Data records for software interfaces
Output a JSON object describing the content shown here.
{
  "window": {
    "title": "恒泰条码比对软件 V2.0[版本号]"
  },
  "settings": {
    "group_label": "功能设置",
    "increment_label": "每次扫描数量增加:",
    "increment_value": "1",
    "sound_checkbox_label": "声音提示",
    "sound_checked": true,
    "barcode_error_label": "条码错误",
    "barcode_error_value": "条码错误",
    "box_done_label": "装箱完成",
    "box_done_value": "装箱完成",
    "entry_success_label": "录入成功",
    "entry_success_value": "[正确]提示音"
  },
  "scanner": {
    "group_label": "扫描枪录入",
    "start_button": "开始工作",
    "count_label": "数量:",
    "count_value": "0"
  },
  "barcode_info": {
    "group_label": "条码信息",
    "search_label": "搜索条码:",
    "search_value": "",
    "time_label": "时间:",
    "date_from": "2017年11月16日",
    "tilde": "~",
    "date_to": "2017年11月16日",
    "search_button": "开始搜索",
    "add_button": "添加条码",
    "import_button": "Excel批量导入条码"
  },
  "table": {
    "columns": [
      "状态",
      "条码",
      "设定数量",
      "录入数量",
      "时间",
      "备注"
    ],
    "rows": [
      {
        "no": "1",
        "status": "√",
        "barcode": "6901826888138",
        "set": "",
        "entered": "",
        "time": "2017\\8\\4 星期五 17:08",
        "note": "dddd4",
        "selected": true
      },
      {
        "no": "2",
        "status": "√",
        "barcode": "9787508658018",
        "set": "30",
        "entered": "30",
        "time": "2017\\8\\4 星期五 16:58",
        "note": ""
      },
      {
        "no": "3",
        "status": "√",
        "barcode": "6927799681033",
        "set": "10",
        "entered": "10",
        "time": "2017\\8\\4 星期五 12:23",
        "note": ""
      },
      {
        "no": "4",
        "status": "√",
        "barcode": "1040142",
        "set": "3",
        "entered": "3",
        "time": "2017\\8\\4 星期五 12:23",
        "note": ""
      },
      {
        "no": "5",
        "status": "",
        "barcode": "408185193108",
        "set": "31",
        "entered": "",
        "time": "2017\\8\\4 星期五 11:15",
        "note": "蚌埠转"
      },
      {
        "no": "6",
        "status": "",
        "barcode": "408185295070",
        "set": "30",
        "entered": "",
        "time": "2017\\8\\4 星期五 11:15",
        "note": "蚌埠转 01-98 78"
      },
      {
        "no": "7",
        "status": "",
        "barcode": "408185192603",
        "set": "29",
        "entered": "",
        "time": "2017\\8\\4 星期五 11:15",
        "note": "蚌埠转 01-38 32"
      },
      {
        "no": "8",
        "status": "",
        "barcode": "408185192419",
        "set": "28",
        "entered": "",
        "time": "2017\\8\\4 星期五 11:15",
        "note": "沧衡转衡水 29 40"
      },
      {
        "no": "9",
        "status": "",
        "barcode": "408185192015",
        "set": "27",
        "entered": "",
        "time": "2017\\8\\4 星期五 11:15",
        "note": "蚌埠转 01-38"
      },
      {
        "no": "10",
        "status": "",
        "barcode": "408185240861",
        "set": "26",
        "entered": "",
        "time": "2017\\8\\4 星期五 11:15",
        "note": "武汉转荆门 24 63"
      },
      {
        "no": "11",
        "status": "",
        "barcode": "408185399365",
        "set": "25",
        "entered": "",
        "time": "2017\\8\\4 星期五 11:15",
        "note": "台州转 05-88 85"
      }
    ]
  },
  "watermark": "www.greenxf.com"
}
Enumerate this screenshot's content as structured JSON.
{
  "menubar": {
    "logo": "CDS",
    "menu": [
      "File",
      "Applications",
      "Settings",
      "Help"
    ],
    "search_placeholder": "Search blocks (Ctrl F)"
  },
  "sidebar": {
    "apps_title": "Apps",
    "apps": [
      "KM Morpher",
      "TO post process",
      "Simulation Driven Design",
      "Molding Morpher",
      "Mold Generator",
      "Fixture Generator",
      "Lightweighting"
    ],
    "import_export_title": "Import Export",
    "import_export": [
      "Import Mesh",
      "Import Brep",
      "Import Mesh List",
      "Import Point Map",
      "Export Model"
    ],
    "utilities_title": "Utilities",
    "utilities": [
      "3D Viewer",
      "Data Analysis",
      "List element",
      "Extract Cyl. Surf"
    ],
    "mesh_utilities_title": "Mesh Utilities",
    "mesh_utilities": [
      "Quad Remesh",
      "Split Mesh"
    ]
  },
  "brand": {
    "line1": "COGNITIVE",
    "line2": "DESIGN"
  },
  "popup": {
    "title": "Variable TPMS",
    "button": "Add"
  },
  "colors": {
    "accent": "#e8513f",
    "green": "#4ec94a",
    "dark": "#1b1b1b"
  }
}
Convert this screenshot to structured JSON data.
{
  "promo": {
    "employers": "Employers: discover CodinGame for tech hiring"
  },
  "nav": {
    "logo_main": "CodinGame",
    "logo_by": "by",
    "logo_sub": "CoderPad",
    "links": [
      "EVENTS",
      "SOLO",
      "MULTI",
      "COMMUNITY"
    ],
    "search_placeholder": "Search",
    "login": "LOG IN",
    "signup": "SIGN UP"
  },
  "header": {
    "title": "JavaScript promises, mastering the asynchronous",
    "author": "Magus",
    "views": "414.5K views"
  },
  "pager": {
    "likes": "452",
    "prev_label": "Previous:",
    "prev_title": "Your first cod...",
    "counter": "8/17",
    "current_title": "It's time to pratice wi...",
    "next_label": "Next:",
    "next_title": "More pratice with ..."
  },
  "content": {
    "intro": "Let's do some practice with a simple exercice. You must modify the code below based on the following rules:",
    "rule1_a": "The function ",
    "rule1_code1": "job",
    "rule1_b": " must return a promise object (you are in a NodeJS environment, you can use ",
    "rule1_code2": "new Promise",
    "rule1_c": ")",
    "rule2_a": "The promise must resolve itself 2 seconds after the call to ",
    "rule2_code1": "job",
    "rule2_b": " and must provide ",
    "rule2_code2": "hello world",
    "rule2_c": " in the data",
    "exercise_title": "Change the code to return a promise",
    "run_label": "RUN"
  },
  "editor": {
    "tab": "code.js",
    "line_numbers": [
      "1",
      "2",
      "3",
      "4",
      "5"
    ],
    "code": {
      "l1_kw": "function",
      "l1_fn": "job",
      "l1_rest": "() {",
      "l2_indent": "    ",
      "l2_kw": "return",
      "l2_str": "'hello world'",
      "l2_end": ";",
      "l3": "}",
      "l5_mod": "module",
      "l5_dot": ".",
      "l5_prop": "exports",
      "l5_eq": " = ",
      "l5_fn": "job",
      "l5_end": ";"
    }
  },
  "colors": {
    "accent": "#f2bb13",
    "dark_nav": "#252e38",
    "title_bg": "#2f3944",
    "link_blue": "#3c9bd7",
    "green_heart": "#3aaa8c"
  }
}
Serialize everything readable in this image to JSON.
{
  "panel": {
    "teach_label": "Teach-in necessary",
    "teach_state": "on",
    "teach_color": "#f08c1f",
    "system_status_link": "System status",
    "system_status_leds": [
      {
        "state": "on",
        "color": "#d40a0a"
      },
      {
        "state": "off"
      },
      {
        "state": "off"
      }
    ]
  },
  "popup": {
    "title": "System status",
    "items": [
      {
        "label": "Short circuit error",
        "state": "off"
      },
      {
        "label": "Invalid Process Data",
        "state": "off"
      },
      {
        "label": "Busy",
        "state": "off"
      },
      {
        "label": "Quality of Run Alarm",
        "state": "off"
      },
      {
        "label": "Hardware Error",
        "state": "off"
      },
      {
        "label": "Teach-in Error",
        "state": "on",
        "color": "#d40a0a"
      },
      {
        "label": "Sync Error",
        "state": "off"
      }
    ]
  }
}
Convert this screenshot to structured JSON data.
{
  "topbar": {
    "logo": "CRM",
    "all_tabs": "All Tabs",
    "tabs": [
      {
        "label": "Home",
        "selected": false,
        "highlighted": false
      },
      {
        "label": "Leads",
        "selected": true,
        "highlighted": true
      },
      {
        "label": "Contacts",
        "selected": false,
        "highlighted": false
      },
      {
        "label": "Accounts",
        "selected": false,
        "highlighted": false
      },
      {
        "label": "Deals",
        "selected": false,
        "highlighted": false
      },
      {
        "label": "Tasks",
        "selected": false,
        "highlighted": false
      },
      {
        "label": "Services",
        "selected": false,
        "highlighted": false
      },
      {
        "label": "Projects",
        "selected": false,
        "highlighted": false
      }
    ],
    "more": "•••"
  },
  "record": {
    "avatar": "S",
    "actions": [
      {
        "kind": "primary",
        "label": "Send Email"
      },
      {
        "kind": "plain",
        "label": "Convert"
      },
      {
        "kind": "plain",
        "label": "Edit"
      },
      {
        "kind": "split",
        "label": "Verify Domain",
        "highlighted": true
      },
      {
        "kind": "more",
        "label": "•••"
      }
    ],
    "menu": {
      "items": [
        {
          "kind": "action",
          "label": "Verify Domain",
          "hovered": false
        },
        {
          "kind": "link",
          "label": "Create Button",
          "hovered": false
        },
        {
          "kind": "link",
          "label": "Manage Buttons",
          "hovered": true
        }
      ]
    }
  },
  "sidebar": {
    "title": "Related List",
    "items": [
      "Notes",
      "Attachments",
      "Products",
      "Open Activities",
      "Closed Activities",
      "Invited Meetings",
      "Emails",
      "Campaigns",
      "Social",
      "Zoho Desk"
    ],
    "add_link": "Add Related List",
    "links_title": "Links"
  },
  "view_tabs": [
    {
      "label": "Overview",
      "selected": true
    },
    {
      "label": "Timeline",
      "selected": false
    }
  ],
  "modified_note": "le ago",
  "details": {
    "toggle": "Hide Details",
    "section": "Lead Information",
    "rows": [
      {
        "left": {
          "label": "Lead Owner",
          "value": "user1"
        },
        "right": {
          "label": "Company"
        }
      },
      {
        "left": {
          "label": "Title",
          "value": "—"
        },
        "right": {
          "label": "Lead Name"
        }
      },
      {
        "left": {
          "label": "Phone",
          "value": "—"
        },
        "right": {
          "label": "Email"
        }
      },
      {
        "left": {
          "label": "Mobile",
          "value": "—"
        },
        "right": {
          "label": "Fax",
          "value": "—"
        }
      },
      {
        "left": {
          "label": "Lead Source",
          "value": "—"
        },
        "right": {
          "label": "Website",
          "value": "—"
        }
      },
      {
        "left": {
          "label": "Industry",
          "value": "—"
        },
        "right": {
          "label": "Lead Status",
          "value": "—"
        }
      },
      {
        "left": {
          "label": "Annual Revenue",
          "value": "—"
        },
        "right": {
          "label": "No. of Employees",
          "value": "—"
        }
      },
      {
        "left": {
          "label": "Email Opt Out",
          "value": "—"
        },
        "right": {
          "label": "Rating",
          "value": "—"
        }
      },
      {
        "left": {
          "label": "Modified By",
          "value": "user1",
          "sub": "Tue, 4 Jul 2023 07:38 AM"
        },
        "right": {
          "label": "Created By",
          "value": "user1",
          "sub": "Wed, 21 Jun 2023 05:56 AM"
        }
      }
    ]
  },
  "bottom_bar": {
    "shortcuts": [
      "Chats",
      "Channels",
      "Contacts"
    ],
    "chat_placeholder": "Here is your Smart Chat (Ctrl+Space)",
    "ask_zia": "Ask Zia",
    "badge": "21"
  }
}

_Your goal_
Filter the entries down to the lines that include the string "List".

_Expected output_
      "Import Mesh List",
      "List element",
    "title": "Related List",
    "add_link": "Add Related List",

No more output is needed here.